Virgina Henze fell when she tripped over a threshold which had become loose in the doorway to the office of a Texaco service station operated by David Rice. The service station was owned by Leo and Rose Pancari, but the same had been leased to Texaco, Inc. and sublet to David Rice, t/a Rice's Texaco. In an action to recover damages for personal injuries, Henze alleged that the threshold had been negligently maintained. A jury apportioned negligence as follows: Mrs. Henze -- 35%; Texaco, Inc. -- 52%; David Rice -- 13%.*fn1 Texaco's motions for judgment n.o.v. and for a new trial were overruled, and judgment was entered on the verdict.*fn2 Texaco appealed.
On appeal, Texaco contends (1) that it is entitled to a judgment n.o.v.; (2) that the trial court erroneously instructed the jury regarding the liability of a "landlord out of possession"; and (3) that the trial court erred in dismissing Texaco's claim for indemnity against Rice. We conclude
[ 352 Pa. Super. Page 540]
that the evidence was insufficient to support a finding that Texaco was negligent.*fn3
On July 2, 1980, Mrs. Henze entered the office at Rice's Texaco Station for the purpose of making an appointment to have her car inspected. As she was leaving the office, she stepped on a loose threshold in the doorway, which caused her to lose her balance and fall. The service station had been leased to and was operated by Rice continuously after 1970. The lease in existence at the time of the accident contained a clause which required Rice to maintain the service station "in good repair and in good, clean, safe and healthful condition." The lease provided further that if Rice failed to make the necessary repairs, Texaco could make the repairs and charge them to Rice's account.
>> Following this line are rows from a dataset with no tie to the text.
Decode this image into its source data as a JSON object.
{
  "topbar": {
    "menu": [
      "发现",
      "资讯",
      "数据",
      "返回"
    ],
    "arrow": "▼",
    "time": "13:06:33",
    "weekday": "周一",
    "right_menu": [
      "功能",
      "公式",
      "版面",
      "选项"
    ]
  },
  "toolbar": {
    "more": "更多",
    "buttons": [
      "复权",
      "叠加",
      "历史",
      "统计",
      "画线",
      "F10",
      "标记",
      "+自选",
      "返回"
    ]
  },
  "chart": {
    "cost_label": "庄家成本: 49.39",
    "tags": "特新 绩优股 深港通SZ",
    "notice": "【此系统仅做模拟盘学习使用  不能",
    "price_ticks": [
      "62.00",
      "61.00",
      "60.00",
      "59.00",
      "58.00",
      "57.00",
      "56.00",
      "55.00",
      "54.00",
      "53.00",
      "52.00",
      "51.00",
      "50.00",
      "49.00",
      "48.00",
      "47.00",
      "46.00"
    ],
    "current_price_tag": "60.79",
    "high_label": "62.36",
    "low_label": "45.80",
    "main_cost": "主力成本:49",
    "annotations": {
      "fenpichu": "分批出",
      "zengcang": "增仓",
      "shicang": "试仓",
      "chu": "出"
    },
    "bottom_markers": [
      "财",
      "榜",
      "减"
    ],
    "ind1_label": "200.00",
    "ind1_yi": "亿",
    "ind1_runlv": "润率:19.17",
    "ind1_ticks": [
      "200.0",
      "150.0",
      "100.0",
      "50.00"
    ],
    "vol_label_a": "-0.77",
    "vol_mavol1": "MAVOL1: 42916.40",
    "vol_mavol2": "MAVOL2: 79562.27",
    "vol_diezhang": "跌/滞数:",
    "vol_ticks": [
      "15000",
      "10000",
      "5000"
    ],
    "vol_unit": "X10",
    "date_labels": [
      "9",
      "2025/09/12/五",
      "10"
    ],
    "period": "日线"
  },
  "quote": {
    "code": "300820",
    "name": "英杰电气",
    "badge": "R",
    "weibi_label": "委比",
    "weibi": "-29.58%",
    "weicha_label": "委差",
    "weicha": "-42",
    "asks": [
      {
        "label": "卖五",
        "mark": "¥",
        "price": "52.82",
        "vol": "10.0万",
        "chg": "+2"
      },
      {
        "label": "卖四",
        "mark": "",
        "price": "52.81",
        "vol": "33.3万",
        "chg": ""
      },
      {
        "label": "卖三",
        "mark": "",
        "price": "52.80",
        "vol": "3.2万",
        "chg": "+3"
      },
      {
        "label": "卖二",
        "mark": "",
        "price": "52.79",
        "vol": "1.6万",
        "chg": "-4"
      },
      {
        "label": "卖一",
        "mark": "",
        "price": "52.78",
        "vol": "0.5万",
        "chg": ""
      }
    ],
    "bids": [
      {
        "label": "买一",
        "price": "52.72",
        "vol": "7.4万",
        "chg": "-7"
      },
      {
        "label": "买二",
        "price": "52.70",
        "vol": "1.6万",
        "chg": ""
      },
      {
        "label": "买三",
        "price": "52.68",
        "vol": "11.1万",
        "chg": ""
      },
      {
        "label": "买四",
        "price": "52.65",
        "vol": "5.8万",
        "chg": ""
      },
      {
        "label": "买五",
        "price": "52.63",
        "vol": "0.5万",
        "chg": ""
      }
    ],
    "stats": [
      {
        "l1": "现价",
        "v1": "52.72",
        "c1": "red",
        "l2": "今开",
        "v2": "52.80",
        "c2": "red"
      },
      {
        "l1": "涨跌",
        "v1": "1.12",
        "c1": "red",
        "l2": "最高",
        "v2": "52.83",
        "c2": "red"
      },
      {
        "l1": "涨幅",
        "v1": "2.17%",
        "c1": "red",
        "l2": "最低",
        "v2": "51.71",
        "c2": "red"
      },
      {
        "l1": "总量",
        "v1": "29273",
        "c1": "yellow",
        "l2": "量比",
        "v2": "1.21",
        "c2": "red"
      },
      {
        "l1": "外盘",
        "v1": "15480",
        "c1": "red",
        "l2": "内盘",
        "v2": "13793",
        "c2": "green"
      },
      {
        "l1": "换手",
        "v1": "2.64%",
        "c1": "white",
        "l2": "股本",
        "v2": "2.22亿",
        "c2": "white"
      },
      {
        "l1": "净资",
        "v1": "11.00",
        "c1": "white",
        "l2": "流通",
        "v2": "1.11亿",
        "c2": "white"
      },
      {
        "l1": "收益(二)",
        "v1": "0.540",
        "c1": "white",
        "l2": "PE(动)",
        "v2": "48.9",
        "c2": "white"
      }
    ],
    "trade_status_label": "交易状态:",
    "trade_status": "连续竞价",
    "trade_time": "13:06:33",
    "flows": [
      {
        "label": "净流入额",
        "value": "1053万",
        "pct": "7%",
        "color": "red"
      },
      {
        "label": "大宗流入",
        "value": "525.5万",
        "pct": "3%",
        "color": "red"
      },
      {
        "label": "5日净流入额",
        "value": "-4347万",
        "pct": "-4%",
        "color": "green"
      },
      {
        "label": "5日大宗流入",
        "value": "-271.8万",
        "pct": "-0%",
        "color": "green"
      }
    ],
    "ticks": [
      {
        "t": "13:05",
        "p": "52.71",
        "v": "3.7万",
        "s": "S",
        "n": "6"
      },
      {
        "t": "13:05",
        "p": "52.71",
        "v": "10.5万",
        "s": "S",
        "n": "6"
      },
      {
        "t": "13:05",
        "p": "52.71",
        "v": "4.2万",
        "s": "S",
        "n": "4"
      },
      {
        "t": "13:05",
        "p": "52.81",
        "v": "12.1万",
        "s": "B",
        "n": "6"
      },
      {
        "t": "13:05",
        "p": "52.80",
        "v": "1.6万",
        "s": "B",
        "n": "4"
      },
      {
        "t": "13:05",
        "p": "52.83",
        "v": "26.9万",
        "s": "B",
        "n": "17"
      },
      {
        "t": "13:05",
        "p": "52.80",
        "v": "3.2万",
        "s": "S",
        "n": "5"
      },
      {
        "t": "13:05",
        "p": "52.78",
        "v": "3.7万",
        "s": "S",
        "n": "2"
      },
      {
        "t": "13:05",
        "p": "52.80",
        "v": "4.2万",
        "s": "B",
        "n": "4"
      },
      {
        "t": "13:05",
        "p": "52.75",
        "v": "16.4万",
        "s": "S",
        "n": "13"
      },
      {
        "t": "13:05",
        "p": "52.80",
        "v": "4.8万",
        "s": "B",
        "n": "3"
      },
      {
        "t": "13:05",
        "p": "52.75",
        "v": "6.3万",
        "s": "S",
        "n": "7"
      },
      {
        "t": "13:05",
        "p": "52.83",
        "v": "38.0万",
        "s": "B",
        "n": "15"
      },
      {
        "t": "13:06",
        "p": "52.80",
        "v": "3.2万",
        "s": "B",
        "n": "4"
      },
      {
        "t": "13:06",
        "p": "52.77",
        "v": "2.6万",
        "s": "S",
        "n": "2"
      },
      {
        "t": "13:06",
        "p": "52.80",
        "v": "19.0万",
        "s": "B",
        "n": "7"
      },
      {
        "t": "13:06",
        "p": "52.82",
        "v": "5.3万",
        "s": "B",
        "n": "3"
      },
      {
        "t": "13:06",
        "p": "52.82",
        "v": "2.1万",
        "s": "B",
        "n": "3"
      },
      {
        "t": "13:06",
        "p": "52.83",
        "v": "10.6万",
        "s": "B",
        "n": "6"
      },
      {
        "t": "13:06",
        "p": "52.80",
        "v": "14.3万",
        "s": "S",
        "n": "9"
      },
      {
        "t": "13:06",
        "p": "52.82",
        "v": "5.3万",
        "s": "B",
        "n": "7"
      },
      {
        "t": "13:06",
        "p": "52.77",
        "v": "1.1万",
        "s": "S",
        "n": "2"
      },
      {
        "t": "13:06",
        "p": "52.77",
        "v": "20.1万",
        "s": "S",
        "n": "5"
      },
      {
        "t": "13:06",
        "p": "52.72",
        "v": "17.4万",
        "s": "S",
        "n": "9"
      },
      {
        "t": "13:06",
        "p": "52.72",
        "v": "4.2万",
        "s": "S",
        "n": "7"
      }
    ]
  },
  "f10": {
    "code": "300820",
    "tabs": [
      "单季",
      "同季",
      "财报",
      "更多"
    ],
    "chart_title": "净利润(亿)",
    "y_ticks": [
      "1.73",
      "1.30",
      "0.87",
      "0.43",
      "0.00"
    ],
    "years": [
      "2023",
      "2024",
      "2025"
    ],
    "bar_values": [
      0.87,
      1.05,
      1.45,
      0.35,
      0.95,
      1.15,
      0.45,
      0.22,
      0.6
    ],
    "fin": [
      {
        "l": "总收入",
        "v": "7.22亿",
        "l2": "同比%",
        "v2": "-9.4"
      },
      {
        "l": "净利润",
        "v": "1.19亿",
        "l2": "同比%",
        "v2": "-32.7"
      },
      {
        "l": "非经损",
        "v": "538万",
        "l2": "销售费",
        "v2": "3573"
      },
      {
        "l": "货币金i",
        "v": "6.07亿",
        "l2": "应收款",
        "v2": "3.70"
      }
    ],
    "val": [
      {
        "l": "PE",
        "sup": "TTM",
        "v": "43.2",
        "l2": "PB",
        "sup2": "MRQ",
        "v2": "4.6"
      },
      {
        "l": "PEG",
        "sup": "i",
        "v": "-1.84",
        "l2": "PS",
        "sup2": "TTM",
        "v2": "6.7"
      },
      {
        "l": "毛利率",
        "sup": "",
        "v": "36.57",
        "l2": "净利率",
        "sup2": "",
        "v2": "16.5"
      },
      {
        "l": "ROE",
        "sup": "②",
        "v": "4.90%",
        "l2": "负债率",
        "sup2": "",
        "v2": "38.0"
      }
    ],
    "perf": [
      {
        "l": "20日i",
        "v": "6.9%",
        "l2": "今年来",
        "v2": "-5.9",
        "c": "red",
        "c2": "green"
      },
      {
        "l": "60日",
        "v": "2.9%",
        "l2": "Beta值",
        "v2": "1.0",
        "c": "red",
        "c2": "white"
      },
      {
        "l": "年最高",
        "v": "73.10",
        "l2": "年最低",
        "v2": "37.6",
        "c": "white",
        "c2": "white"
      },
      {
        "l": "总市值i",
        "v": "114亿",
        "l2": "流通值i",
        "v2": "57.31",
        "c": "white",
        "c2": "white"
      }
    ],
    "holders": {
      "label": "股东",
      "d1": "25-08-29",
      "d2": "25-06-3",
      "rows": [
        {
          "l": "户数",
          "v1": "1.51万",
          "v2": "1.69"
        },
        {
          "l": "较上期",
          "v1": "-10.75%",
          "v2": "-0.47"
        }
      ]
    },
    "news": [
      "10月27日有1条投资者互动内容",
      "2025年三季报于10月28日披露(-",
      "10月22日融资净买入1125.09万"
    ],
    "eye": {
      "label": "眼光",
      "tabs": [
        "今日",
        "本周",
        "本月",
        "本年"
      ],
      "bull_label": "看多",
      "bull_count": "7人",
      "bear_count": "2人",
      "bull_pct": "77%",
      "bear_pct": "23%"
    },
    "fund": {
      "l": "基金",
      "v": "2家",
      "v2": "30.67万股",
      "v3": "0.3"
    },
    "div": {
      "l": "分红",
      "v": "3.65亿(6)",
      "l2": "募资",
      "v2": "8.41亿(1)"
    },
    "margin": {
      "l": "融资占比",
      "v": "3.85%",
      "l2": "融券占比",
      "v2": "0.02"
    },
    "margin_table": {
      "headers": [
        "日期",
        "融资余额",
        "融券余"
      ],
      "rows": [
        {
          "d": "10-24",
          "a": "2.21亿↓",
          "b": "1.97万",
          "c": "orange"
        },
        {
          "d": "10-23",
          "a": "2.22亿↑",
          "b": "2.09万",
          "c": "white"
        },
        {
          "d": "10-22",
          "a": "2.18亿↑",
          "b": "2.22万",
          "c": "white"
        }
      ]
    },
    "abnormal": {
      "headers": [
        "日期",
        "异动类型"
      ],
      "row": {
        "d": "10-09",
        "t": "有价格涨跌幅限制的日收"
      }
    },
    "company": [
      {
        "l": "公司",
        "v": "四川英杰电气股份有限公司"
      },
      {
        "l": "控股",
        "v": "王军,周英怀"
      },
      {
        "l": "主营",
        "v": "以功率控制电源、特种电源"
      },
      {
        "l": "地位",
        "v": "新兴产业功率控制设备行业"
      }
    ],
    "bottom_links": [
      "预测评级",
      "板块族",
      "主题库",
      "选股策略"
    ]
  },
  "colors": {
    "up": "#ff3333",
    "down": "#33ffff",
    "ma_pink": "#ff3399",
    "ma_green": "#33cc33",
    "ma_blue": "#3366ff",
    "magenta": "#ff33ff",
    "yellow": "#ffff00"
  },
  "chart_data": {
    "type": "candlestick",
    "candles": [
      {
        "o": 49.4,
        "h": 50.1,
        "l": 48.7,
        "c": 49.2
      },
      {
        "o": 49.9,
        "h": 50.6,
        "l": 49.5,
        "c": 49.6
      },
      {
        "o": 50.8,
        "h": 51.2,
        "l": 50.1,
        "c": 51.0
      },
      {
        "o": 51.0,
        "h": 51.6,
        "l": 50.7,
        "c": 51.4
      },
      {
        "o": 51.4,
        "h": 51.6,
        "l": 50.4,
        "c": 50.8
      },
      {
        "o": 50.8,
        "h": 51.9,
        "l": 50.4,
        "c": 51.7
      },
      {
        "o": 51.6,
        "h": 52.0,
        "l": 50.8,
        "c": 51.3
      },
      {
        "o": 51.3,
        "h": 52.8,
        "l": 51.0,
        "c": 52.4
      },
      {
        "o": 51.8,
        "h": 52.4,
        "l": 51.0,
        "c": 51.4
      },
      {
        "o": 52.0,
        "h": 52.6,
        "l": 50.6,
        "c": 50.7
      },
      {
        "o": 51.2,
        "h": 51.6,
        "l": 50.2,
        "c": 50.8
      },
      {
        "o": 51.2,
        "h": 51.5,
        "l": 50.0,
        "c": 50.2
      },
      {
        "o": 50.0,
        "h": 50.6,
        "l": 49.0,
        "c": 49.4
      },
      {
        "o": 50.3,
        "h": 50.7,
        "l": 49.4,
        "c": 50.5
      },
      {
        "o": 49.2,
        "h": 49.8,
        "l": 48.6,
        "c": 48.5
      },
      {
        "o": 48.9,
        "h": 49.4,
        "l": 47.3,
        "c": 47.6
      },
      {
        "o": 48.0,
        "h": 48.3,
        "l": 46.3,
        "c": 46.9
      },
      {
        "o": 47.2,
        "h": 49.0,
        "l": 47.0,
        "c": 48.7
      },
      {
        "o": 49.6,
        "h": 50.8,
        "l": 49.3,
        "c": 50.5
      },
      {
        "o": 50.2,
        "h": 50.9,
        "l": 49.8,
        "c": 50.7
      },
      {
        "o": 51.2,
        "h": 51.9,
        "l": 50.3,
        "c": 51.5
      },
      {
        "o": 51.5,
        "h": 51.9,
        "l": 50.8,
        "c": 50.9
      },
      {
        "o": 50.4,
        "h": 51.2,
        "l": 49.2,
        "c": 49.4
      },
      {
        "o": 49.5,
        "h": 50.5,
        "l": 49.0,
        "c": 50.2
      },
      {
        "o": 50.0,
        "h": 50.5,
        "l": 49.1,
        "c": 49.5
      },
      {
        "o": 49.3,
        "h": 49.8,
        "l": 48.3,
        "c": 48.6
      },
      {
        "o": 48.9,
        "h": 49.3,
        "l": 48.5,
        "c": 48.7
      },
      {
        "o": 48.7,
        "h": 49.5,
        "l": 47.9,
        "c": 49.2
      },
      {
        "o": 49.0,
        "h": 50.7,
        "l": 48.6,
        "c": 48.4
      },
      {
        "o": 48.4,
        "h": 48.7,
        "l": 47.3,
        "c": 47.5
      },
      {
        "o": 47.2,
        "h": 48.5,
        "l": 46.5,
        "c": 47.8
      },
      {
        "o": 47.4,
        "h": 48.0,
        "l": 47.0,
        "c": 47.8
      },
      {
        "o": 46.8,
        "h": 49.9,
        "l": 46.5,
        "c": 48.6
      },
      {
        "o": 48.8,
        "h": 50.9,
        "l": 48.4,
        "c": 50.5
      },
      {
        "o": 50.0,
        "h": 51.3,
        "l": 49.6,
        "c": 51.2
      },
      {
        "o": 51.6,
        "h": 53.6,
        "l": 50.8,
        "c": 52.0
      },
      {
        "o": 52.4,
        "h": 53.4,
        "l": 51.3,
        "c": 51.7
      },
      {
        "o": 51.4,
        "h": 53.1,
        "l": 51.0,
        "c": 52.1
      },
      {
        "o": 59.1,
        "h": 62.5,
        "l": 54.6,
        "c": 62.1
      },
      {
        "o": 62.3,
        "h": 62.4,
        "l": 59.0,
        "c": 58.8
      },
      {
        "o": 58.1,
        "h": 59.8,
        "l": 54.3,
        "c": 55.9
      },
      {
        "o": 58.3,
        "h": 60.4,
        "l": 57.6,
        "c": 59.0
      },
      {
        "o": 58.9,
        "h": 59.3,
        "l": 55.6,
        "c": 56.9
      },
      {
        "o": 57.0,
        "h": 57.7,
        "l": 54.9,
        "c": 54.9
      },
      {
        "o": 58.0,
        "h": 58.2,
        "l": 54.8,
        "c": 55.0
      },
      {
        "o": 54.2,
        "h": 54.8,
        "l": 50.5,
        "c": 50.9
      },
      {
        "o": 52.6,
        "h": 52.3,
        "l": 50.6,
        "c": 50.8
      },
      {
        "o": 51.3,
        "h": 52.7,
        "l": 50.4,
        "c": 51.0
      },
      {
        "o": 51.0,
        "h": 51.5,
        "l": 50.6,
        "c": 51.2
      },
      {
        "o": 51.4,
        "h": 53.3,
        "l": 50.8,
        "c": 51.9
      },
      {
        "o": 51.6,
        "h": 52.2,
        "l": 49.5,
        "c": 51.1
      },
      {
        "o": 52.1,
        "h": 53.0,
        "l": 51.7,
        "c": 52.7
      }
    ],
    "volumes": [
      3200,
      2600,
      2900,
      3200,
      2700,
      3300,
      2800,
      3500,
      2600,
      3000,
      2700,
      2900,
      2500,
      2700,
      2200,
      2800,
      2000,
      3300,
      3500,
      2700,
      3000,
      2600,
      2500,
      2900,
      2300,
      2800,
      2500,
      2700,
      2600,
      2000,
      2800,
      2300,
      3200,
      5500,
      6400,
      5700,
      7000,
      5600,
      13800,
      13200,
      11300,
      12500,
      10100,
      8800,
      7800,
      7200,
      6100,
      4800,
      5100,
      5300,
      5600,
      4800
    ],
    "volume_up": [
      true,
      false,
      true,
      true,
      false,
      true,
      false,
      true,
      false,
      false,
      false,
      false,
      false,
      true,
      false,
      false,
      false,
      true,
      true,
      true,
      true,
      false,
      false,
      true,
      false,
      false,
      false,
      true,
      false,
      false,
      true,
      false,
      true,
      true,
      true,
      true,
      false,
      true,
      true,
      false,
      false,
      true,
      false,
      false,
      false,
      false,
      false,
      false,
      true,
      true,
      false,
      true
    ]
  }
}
Throughout the course of Rice's tenancy, both parties made repairs in and around the station. Although Rice generally notified Texaco whenever major repairs became necessary, Texaco also sent a representative twice a month to inspect the station. On one occasion, Texaco had installed a kickplate on the door to the office. Other minor repairs, however, had been made by Rice. Significantly for our purposes, on two or three occasions prior to Mrs. Henze's fall, Rice had discovered the looseness of the threshold and had repaired it by tightening the screws that held it in place. At no time did Rice request that Texaco make repairs to the threshold or notify Texaco that the threshold had a propensity for becoming loose. The propensity of the threshold to become loose, moreover, could not be detected by a visual inspection. The evidence did not disclose that Texaco had any knowledge or reason to know that on occasion the threshold had become loose.
On a motion for judgment n.o.v., the facts must be considered in the light most favorable to the party against whom the motion is made. Maravich v. Aetna Life and Casualty ...